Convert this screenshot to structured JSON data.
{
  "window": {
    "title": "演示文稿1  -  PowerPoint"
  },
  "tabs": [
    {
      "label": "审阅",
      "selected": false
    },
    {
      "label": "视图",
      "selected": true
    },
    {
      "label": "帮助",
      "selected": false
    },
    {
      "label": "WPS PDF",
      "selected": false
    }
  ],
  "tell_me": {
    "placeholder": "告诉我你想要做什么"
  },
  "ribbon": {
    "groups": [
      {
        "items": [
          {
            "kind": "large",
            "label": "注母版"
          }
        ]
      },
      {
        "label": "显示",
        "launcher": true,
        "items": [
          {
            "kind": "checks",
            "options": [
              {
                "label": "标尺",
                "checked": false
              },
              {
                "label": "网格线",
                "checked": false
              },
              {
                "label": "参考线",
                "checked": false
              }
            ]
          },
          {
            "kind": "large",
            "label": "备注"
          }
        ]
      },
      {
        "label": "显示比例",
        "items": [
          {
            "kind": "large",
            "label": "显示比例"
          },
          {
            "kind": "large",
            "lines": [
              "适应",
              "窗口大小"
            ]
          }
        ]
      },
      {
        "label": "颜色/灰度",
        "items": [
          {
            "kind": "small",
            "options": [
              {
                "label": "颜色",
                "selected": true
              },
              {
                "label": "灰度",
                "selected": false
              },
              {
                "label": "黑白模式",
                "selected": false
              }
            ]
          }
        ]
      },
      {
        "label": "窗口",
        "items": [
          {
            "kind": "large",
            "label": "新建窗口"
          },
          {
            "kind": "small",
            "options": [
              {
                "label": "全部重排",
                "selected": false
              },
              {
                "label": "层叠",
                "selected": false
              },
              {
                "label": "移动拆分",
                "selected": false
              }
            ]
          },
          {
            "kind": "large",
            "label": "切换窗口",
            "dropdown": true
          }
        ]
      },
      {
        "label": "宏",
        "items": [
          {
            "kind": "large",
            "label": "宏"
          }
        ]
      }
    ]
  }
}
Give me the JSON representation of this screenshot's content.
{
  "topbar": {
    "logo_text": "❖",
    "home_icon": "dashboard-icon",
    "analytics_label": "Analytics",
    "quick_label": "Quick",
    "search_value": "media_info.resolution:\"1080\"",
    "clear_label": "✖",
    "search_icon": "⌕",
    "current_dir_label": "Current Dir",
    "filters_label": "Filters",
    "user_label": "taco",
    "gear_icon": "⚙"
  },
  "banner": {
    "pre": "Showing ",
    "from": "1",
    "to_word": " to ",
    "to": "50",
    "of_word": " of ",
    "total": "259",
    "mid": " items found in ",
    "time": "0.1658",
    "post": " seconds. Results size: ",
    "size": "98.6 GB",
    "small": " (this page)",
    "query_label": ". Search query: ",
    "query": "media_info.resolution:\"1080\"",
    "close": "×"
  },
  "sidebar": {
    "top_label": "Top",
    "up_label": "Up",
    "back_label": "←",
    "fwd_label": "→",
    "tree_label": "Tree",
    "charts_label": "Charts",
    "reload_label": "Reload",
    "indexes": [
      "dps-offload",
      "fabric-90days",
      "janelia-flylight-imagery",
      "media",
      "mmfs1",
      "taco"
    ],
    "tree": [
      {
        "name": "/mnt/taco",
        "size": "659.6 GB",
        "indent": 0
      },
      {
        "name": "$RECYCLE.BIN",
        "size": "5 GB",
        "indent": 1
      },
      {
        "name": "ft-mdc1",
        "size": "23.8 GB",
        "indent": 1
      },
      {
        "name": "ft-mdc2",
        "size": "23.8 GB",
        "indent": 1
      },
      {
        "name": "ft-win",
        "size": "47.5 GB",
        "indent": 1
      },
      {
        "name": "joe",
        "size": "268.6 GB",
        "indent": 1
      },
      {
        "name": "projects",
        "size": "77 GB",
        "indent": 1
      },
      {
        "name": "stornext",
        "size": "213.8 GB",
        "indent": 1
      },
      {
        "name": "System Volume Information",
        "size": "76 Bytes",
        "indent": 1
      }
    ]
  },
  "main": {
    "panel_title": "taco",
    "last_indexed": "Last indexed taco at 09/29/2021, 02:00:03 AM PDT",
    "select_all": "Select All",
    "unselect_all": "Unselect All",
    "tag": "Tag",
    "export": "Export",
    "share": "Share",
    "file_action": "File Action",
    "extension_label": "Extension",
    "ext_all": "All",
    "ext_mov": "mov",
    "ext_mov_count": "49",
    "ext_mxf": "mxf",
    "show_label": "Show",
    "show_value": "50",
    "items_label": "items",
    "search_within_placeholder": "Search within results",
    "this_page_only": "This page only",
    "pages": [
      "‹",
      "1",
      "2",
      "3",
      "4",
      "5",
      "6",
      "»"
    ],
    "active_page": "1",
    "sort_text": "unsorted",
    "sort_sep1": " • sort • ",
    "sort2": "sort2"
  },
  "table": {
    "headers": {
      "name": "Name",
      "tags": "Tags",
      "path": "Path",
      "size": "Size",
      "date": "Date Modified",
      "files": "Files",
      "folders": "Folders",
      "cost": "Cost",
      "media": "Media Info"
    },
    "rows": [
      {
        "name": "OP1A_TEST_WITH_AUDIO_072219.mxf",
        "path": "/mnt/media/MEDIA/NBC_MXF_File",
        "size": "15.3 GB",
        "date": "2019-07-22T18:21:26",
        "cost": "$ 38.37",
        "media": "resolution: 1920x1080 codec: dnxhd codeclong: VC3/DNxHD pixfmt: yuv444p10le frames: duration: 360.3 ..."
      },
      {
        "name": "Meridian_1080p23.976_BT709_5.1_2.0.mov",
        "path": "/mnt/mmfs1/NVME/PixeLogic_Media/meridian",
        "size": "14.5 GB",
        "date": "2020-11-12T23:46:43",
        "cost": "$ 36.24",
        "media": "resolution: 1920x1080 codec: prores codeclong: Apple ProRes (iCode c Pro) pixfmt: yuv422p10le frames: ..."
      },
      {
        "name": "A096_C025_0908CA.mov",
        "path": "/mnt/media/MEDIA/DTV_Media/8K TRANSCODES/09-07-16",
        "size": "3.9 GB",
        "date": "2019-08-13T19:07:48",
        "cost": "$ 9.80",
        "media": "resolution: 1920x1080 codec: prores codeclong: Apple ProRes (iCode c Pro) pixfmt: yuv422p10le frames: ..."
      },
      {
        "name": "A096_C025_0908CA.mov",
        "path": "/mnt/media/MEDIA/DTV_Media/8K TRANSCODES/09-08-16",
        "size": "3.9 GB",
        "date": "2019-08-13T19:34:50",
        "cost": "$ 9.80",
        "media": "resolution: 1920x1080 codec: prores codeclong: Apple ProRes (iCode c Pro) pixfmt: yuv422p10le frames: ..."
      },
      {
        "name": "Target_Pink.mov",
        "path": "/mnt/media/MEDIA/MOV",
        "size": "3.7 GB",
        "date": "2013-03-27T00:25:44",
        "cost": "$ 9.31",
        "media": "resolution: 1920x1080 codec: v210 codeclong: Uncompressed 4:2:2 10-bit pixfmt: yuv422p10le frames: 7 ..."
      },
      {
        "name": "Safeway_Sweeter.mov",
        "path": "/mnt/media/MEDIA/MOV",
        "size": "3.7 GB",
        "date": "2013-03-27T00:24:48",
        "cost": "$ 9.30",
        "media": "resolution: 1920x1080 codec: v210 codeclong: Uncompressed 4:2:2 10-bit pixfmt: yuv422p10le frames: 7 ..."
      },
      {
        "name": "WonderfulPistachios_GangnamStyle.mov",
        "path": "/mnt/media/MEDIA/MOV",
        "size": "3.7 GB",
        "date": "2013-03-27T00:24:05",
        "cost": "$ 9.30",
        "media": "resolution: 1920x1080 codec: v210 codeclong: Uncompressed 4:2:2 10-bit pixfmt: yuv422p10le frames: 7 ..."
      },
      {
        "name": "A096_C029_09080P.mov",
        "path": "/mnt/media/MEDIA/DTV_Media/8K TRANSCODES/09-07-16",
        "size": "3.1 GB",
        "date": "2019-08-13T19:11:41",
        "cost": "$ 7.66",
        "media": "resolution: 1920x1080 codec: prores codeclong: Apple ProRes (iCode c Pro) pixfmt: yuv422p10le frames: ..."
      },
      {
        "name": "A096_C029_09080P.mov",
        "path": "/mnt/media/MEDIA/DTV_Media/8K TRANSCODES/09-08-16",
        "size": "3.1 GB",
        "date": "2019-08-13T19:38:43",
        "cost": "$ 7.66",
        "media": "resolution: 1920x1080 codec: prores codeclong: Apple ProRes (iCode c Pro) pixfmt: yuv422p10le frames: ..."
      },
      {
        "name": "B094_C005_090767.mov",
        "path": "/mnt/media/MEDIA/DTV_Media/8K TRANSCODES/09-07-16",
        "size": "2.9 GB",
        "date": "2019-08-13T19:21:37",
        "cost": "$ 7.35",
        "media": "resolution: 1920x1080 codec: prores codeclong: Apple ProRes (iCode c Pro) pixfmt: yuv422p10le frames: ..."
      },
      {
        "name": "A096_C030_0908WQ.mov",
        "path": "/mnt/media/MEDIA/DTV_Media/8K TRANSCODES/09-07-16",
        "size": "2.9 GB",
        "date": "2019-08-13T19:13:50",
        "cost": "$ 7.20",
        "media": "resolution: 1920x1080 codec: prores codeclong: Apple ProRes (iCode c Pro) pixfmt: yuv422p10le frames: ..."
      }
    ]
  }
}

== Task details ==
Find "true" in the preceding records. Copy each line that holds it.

== Finished task ==
      "selected": true
        "launcher": true,
                "selected": true
            "dropdown": true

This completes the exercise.